Transneuronal transport of pseudorabies virus (PRV) from the retina to visual centers that mediate visual discrimination and reflexes requires specific genes in the unique short region of the PRV genome. In contrast, these same viral genes are not required to infect retinorecipient areas of the brain involved in circadian rhythm regulation. In this report, we demonstrate that viral mutants carrying defined deletions of the genes encoding glycoprotein gI or gp63, or both, result in the same dramatic transport defect. Efficient export of either gI or gp63 from the endoplasmic reticulum to the Golgi apparatus in a fibroblast cell line requires the presence of both proteins. We also show that gI and gp63 physically interact, as demonstrated by pulse-chase and sucrose gradient sedimentation experiments. Complex formation is rapid compared with homodimerization of PRV glycoprotein gII. We suggest that gI and gp63 function in concert to affect neurotropism in the rat visual circuitry and that a heterodimer is likely to be the unit of function.
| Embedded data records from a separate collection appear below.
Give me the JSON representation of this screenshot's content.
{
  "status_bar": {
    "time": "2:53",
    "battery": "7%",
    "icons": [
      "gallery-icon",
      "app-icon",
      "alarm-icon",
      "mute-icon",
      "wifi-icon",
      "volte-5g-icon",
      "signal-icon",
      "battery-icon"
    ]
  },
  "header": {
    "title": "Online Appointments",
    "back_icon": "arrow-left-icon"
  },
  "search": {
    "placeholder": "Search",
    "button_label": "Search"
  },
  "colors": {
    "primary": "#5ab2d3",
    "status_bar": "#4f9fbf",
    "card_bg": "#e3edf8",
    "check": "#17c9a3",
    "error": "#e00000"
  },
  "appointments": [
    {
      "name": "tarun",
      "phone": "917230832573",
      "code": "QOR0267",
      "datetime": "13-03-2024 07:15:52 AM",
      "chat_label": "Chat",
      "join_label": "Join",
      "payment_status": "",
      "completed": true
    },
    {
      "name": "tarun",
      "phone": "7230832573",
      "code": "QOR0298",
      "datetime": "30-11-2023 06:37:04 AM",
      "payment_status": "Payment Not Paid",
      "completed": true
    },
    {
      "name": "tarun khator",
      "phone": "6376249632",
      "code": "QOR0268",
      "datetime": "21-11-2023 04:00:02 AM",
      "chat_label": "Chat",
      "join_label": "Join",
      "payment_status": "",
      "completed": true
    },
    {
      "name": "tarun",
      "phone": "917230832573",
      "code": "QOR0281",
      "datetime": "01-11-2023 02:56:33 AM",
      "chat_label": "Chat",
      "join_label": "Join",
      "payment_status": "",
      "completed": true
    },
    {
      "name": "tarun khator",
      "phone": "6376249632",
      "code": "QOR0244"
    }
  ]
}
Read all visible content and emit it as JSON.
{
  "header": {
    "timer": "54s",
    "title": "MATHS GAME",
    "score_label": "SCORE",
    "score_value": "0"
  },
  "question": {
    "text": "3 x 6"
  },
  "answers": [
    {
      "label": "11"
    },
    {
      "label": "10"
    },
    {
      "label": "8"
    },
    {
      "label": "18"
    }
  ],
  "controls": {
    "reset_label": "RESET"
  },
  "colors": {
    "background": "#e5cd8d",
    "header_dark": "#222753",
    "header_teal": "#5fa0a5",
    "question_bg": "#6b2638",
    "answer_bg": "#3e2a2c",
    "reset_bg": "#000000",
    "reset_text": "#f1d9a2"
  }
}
|Original language||English (US)|
|Number of pages||12|
|Journal||Journal of virology|
|State||Published - 1993|
All Science Journal Classification (ASJC) codes
- Insect Science